Your instructions: Pictures should not appear in the copy; the records themselves must be written out exactly.

Page and application data records:
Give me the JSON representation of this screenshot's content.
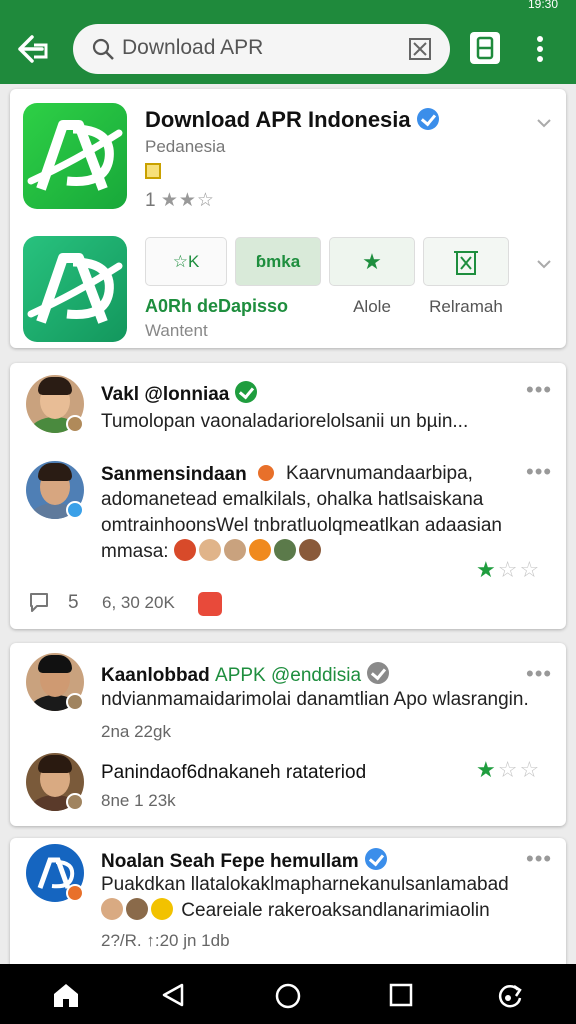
{
  "status_bar": {
    "time": "19:30"
  },
  "search": {
    "value": "Download APR"
  },
  "app": {
    "title": "Download APR Indonesia",
    "developer": "Pedanesia",
    "rating": "1",
    "stars": "★★☆",
    "logo_text": "AD"
  },
  "actions": {
    "btn1": "☆K",
    "btn2": "ɓmka",
    "btn3": "★",
    "btn4": "",
    "label_main": "A0Rh deDapisso",
    "label_sub": "Wantent",
    "label3": "Alole",
    "label4": "Relramah"
  },
  "reviews": [
    {
      "name": "Vakl @lonniaa",
      "text": [
        "Tumolopan vaonaladariorelolsanii un bµin..."
      ]
    },
    {
      "name": "Sanmensindaan",
      "text": [
        "Kaarvnumandaarbipa,",
        "adomanetead emalkilals, ohalka hatlsaiskana",
        "omtrainhoonsWel tnbratluolqmeatlkan adaasian",
        "mmasa:"
      ],
      "comments": "5",
      "likes": "6, 30 20K"
    },
    {
      "name": "Kaanlobbad",
      "handle": "APPK @enddisia",
      "text": [
        "ndvianmamaidarimolai danamtlian Apo wlasrangin."
      ],
      "meta": "2na 22gk"
    },
    {
      "name": "Panindaof6dnakaneh ratateriod",
      "meta": "8ne 1 23k"
    },
    {
      "name": "Noalan Seah Fepe hemullam",
      "text": [
        "Puakdkan llatalokaklmapharnekanulsanlamabad",
        "Ceareiale rakeroaksandlanarimiaolin"
      ],
      "meta": "2?/R. ↑:20 jn 1db"
    }
  ],
  "colors": {
    "brand_green": "#1f8a3c",
    "star_green": "#1f9d3e",
    "verified_blue": "#3b8eea"
  },
  "icons": [
    "back-icon",
    "search-icon",
    "clear-icon",
    "share-icon",
    "more-icon",
    "verified-icon",
    "chevron-down-icon",
    "comment-icon",
    "home-icon",
    "back-nav-icon",
    "recents-icon",
    "rotate-icon"
  ]
}
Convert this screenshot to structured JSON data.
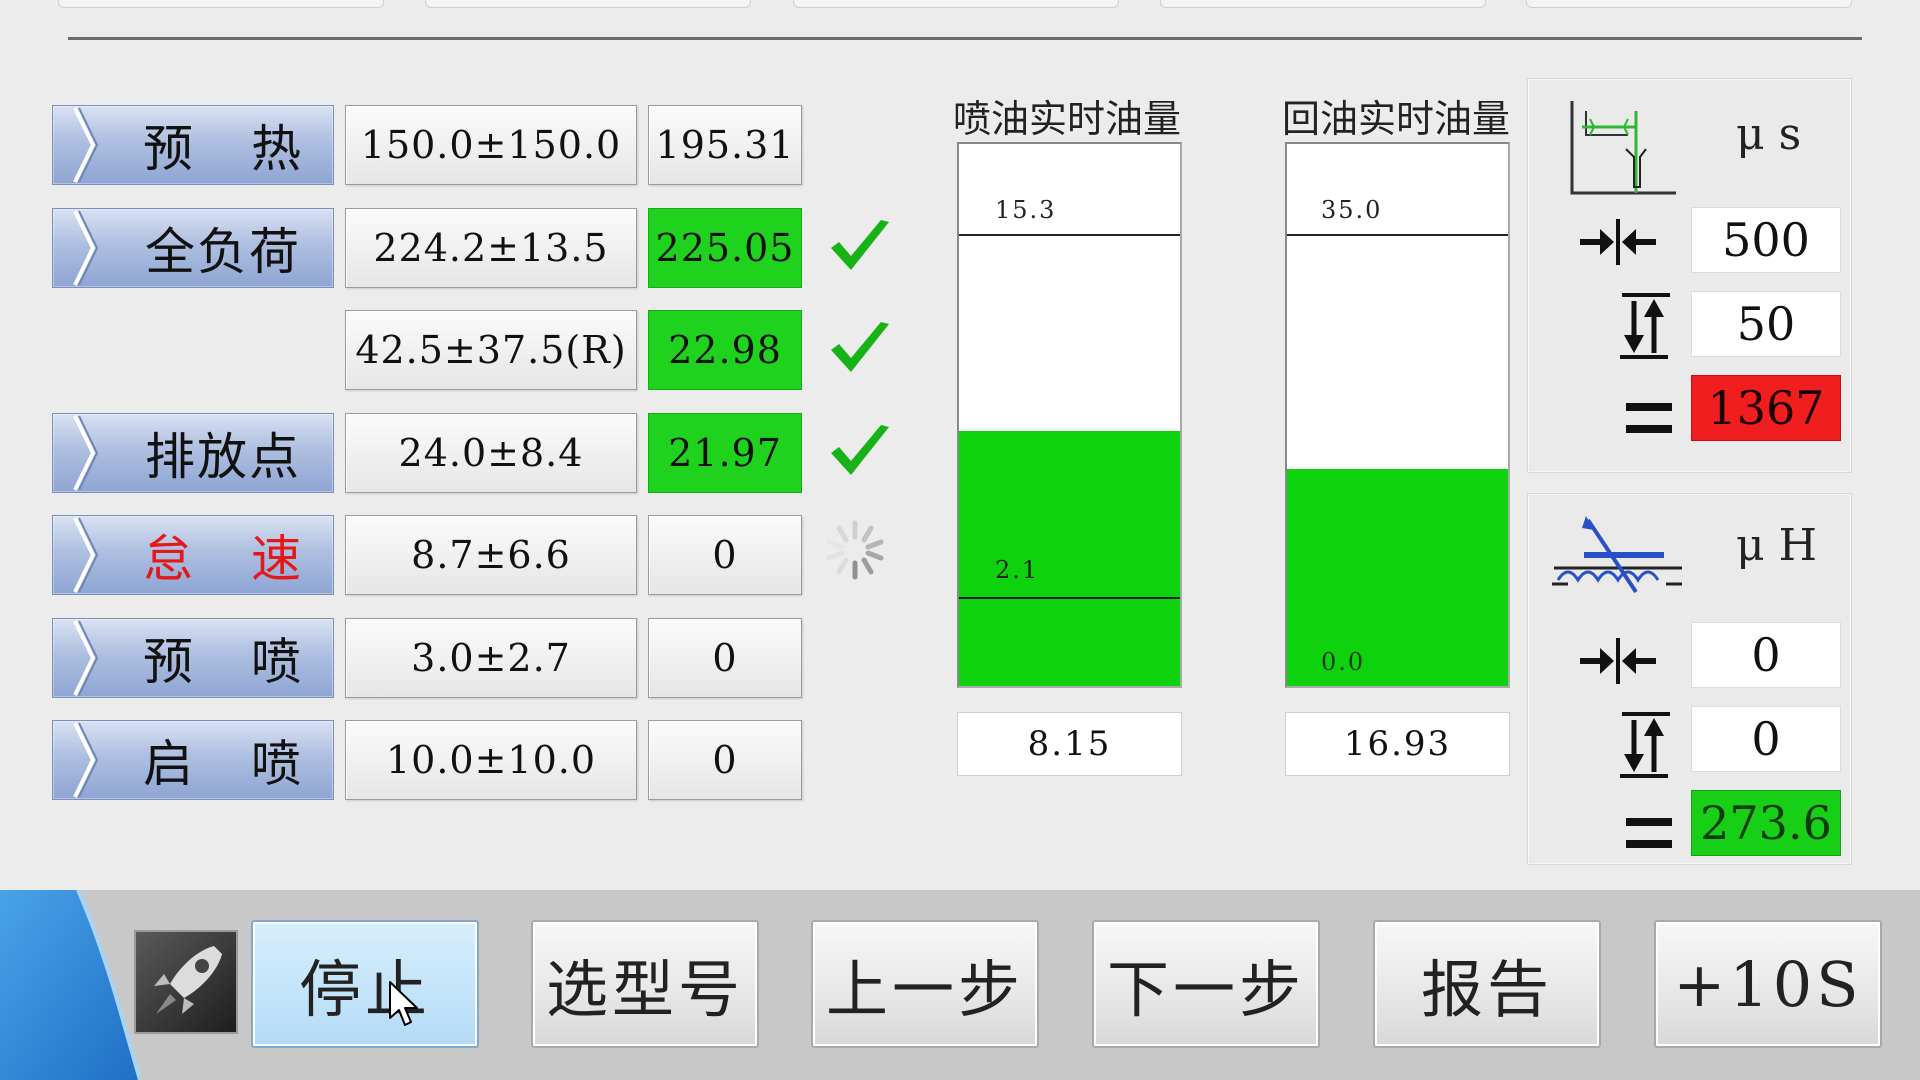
{
  "steps": [
    {
      "label_a": "预",
      "label_b": "热",
      "range": "150.0±150.0",
      "value": "195.31",
      "status": "none"
    },
    {
      "label": "全负荷",
      "range": "224.2±13.5",
      "value": "225.05",
      "status": "ok"
    },
    {
      "label": "",
      "range": "42.5±37.5(R)",
      "value": "22.98",
      "status": "ok"
    },
    {
      "label": "排放点",
      "range": "24.0±8.4",
      "value": "21.97",
      "status": "ok"
    },
    {
      "label_a": "怠",
      "label_b": "速",
      "range": "8.7±6.6",
      "value": "0",
      "status": "loading"
    },
    {
      "label_a": "预",
      "label_b": "喷",
      "range": "3.0±2.7",
      "value": "0",
      "status": "none"
    },
    {
      "label_a": "启",
      "label_b": "喷",
      "range": "10.0±10.0",
      "value": "0",
      "status": "none"
    }
  ],
  "injection_bar": {
    "title": "喷油实时油量",
    "upper_limit": "15.3",
    "lower_limit": "2.1",
    "value": "8.15",
    "fill_fraction": 0.47,
    "upper_fraction": 0.83,
    "lower_fraction": 0.16
  },
  "return_bar": {
    "title": "回油实时油量",
    "upper_limit": "35.0",
    "lower_limit": "0.0",
    "value": "16.93",
    "fill_fraction": 0.4,
    "upper_fraction": 0.83
  },
  "panel_time": {
    "unit": "μ s",
    "input1": "500",
    "input2": "50",
    "result": "1367",
    "result_status": "fail"
  },
  "panel_inductance": {
    "unit": "μ H",
    "input1": "0",
    "input2": "0",
    "result": "273.6",
    "result_status": "pass"
  },
  "toolbar": {
    "buttons": [
      "停止",
      "选型号",
      "上一步",
      "下一步",
      "报告",
      "+10S"
    ],
    "active_index": 0
  },
  "colors": {
    "pass_green": "#1ed21e",
    "fail_red": "#f01e1e",
    "step_blue": "#9fb3dc",
    "idle_red_text": "#e41818"
  }
}
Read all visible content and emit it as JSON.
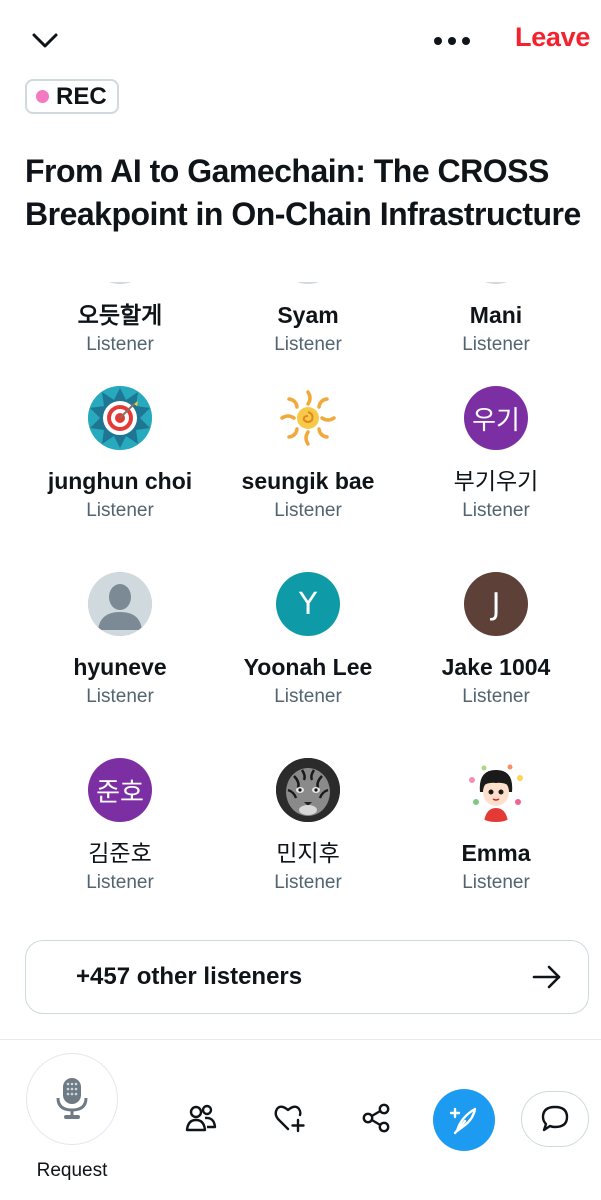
{
  "header": {
    "collapse_icon": "chevron-down-icon",
    "more_icon": "more-horizontal-icon",
    "leave_label": "Leave",
    "leave_color": "#f4212e"
  },
  "rec_badge": {
    "label": "REC",
    "dot_color": "#f37ac0"
  },
  "space": {
    "title": "From AI to Gamechain: The CROSS Breakpoint in On-Chain Infrastructure"
  },
  "listeners": [
    {
      "name": "오듯할게",
      "role": "Listener"
    },
    {
      "name": "Syam",
      "role": "Listener"
    },
    {
      "name": "Mani",
      "role": "Listener"
    },
    {
      "name": "junghun choi",
      "role": "Listener",
      "avatar": "target-image"
    },
    {
      "name": "seungik bae",
      "role": "Listener",
      "avatar": "sun-image"
    },
    {
      "name": "부기우기",
      "role": "Listener",
      "avatar_text": "우기",
      "avatar_color": "#7c2fa3"
    },
    {
      "name": "hyuneve",
      "role": "Listener",
      "avatar": "default-person"
    },
    {
      "name": "Yoonah Lee",
      "role": "Listener",
      "avatar_text": "Y",
      "avatar_color": "#0f9aa8"
    },
    {
      "name": "Jake 1004",
      "role": "Listener",
      "avatar_text": "J",
      "avatar_color": "#5d4037"
    },
    {
      "name": "김준호",
      "role": "Listener",
      "avatar_text": "준호",
      "avatar_color": "#7c2fa3"
    },
    {
      "name": "민지후",
      "role": "Listener",
      "avatar": "tiger-photo"
    },
    {
      "name": "Emma",
      "role": "Listener",
      "avatar": "cartoon-girl"
    }
  ],
  "others": {
    "label": "+457 other listeners",
    "icon": "arrow-right-icon"
  },
  "bottom_bar": {
    "request_label": "Request",
    "request_icon": "microphone-icon",
    "people_icon": "people-icon",
    "heart_icon": "heart-plus-icon",
    "share_icon": "share-icon",
    "compose_icon": "compose-feather-icon",
    "chat_icon": "chat-bubble-icon",
    "accent": "#1d9bf0"
  }
}
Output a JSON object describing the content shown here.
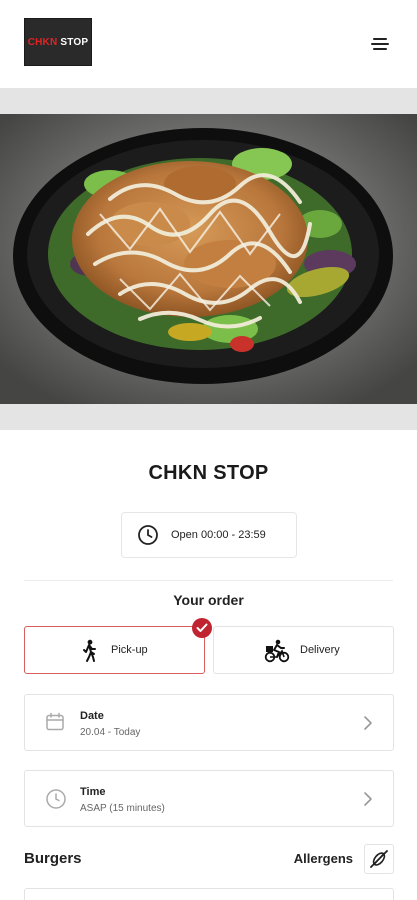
{
  "header": {
    "logo_part1": "CHKN",
    "logo_part2": "STOP",
    "menu_icon": "hamburger-menu-icon"
  },
  "hero": {
    "icon": "salad-bowl-photo"
  },
  "restaurant": {
    "name": "CHKN STOP",
    "hours": "Open 00:00 - 23:59",
    "hours_icon": "clock-icon"
  },
  "order": {
    "label": "Your order",
    "options": [
      {
        "label": "Pick-up",
        "icon": "walking-person-icon",
        "selected": true
      },
      {
        "label": "Delivery",
        "icon": "bicycle-courier-icon",
        "selected": false
      }
    ],
    "date": {
      "label": "Date",
      "value": "20.04 - Today",
      "icon": "calendar-icon"
    },
    "time": {
      "label": "Time",
      "value": "ASAP (15 minutes)",
      "icon": "clock-icon"
    }
  },
  "menu": {
    "section_title": "Burgers",
    "allergens_label": "Allergens",
    "allergens_icon": "no-allergen-icon"
  },
  "colors": {
    "accent": "#bf2430",
    "logo_red": "#e02424",
    "border": "#e3e3e3"
  }
}
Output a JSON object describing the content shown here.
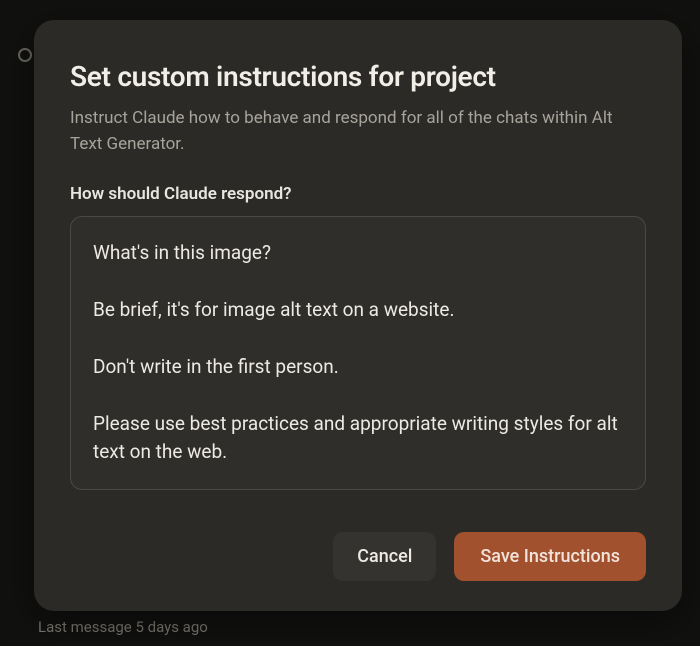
{
  "background": {
    "footer_text": "Last message 5 days ago"
  },
  "modal": {
    "title": "Set custom instructions for project",
    "subtitle": "Instruct Claude how to behave and respond for all of the chats within Alt Text Generator.",
    "field_label": "How should Claude respond?",
    "instructions_text": "What's in this image?\n\nBe brief, it's for image alt text on a website.\n\nDon't write in the first person.\n\nPlease use best practices and appropriate writing styles for alt text on the web.",
    "buttons": {
      "cancel": "Cancel",
      "save": "Save Instructions"
    }
  }
}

Worked solution:
Give me the JSON representation of this screenshot's content.
{
  "status_bar": {
    "time": "19:30"
  },
  "search": {
    "value": "Download APR"
  },
  "app": {
    "title": "Download APR Indonesia",
    "developer": "Pedanesia",
    "rating": "1",
    "stars": "★★☆",
    "logo_text": "AD"
  },
  "actions": {
    "btn1": "☆K",
    "btn2": "ɓmka",
    "btn3": "★",
    "btn4": "",
    "label_main": "A0Rh deDapisso",
    "label_sub": "Wantent",
    "label3": "Alole",
    "label4": "Relramah"
  },
  "reviews": [
    {
      "name": "Vakl @lonniaa",
      "text": [
        "Tumolopan vaonaladariorelolsanii un bµin..."
      ]
    },
    {
      "name": "Sanmensindaan",
      "text": [
        "Kaarvnumandaarbipa,",
        "adomanetead emalkilals, ohalka hatlsaiskana",
        "omtrainhoonsWel tnbratluolqmeatlkan adaasian",
        "mmasa:"
      ],
      "comments": "5",
      "likes": "6, 30 20K"
    },
    {
      "name": "Kaanlobbad",
      "handle": "APPK @enddisia",
      "text": [
        "ndvianmamaidarimolai danamtlian Apo wlasrangin."
      ],
      "meta": "2na 22gk"
    },
    {
      "name": "Panindaof6dnakaneh ratateriod",
      "meta": "8ne 1 23k"
    },
    {
      "name": "Noalan Seah Fepe hemullam",
      "text": [
        "Puakdkan llatalokaklmapharnekanulsanlamabad",
        "Ceareiale rakeroaksandlanarimiaolin"
      ],
      "meta": "2?/R. ↑:20 jn 1db"
    }
  ],
  "colors": {
    "brand_green": "#1f8a3c",
    "star_green": "#1f9d3e",
    "verified_blue": "#3b8eea"
  },
  "icons": [
    "back-icon",
    "search-icon",
    "clear-icon",
    "share-icon",
    "more-icon",
    "verified-icon",
    "chevron-down-icon",
    "comment-icon",
    "home-icon",
    "back-nav-icon",
    "recents-icon",
    "rotate-icon"
  ]
}
Convert this screenshot to structured JSON data.
{
  "steps": [
    {
      "label_a": "预",
      "label_b": "热",
      "range": "150.0±150.0",
      "value": "195.31",
      "status": "none"
    },
    {
      "label": "全负荷",
      "range": "224.2±13.5",
      "value": "225.05",
      "status": "ok"
    },
    {
      "label": "",
      "range": "42.5±37.5(R)",
      "value": "22.98",
      "status": "ok"
    },
    {
      "label": "排放点",
      "range": "24.0±8.4",
      "value": "21.97",
      "status": "ok"
    },
    {
      "label_a": "怠",
      "label_b": "速",
      "range": "8.7±6.6",
      "value": "0",
      "status": "loading"
    },
    {
      "label_a": "预",
      "label_b": "喷",
      "range": "3.0±2.7",
      "value": "0",
      "status": "none"
    },
    {
      "label_a": "启",
      "label_b": "喷",
      "range": "10.0±10.0",
      "value": "0",
      "status": "none"
    }
  ],
  "injection_bar": {
    "title": "喷油实时油量",
    "upper_limit": "15.3",
    "lower_limit": "2.1",
    "value": "8.15",
    "fill_fraction": 0.47,
    "upper_fraction": 0.83,
    "lower_fraction": 0.16
  },
  "return_bar": {
    "title": "回油实时油量",
    "upper_limit": "35.0",
    "lower_limit": "0.0",
    "value": "16.93",
    "fill_fraction": 0.4,
    "upper_fraction": 0.83
  },
  "panel_time": {
    "unit": "μ s",
    "input1": "500",
    "input2": "50",
    "result": "1367",
    "result_status": "fail"
  },
  "panel_inductance": {
    "unit": "μ H",
    "input1": "0",
    "input2": "0",
    "result": "273.6",
    "result_status": "pass"
  },
  "toolbar": {
    "buttons": [
      "停止",
      "选型号",
      "上一步",
      "下一步",
      "报告",
      "+10S"
    ],
    "active_index": 0
  },
  "colors": {
    "pass_green": "#1ed21e",
    "fail_red": "#f01e1e",
    "step_blue": "#9fb3dc",
    "idle_red_text": "#e41818"
  }
}
Read all visible content and emit it as JSON.
{
  "header": {
    "collapse_icon": "chevron-down-icon",
    "more_icon": "more-horizontal-icon",
    "leave_label": "Leave",
    "leave_color": "#f4212e"
  },
  "rec_badge": {
    "label": "REC",
    "dot_color": "#f37ac0"
  },
  "space": {
    "title": "From AI to Gamechain: The CROSS Breakpoint in On-Chain Infrastructure"
  },
  "listeners": [
    {
      "name": "오듯할게",
      "role": "Listener"
    },
    {
      "name": "Syam",
      "role": "Listener"
    },
    {
      "name": "Mani",
      "role": "Listener"
    },
    {
      "name": "junghun choi",
      "role": "Listener",
      "avatar": "target-image"
    },
    {
      "name": "seungik bae",
      "role": "Listener",
      "avatar": "sun-image"
    },
    {
      "name": "부기우기",
      "role": "Listener",
      "avatar_text": "우기",
      "avatar_color": "#7c2fa3"
    },
    {
      "name": "hyuneve",
      "role": "Listener",
      "avatar": "default-person"
    },
    {
      "name": "Yoonah Lee",
      "role": "Listener",
      "avatar_text": "Y",
      "avatar_color": "#0f9aa8"
    },
    {
      "name": "Jake 1004",
      "role": "Listener",
      "avatar_text": "J",
      "avatar_color": "#5d4037"
    },
    {
      "name": "김준호",
      "role": "Listener",
      "avatar_text": "준호",
      "avatar_color": "#7c2fa3"
    },
    {
      "name": "민지후",
      "role": "Listener",
      "avatar": "tiger-photo"
    },
    {
      "name": "Emma",
      "role": "Listener",
      "avatar": "cartoon-girl"
    }
  ],
  "others": {
    "label": "+457 other listeners",
    "icon": "arrow-right-icon"
  },
  "bottom_bar": {
    "request_label": "Request",
    "request_icon": "microphone-icon",
    "people_icon": "people-icon",
    "heart_icon": "heart-plus-icon",
    "share_icon": "share-icon",
    "compose_icon": "compose-feather-icon",
    "chat_icon": "chat-bubble-icon",
    "accent": "#1d9bf0"
  }
}
Output a JSON object describing the content shown here.
{
  "header": {
    "logo_part1": "CHKN",
    "logo_part2": "STOP",
    "menu_icon": "hamburger-menu-icon"
  },
  "hero": {
    "icon": "salad-bowl-photo"
  },
  "restaurant": {
    "name": "CHKN STOP",
    "hours": "Open 00:00 - 23:59",
    "hours_icon": "clock-icon"
  },
  "order": {
    "label": "Your order",
    "options": [
      {
        "label": "Pick-up",
        "icon": "walking-person-icon",
        "selected": true
      },
      {
        "label": "Delivery",
        "icon": "bicycle-courier-icon",
        "selected": false
      }
    ],
    "date": {
      "label": "Date",
      "value": "20.04 - Today",
      "icon": "calendar-icon"
    },
    "time": {
      "label": "Time",
      "value": "ASAP (15 minutes)",
      "icon": "clock-icon"
    }
  },
  "menu": {
    "section_title": "Burgers",
    "allergens_label": "Allergens",
    "allergens_icon": "no-allergen-icon"
  },
  "colors": {
    "accent": "#bf2430",
    "logo_red": "#e02424",
    "border": "#e3e3e3"
  }
}
Output a JSON object describing the content shown here.
{
  "background": {
    "footer_text": "Last message 5 days ago"
  },
  "modal": {
    "title": "Set custom instructions for project",
    "subtitle": "Instruct Claude how to behave and respond for all of the chats within Alt Text Generator.",
    "field_label": "How should Claude respond?",
    "instructions_text": "What's in this image?\n\nBe brief, it's for image alt text on a website.\n\nDon't write in the first person.\n\nPlease use best practices and appropriate writing styles for alt text on the web.",
    "buttons": {
      "cancel": "Cancel",
      "save": "Save Instructions"
    }
  }
}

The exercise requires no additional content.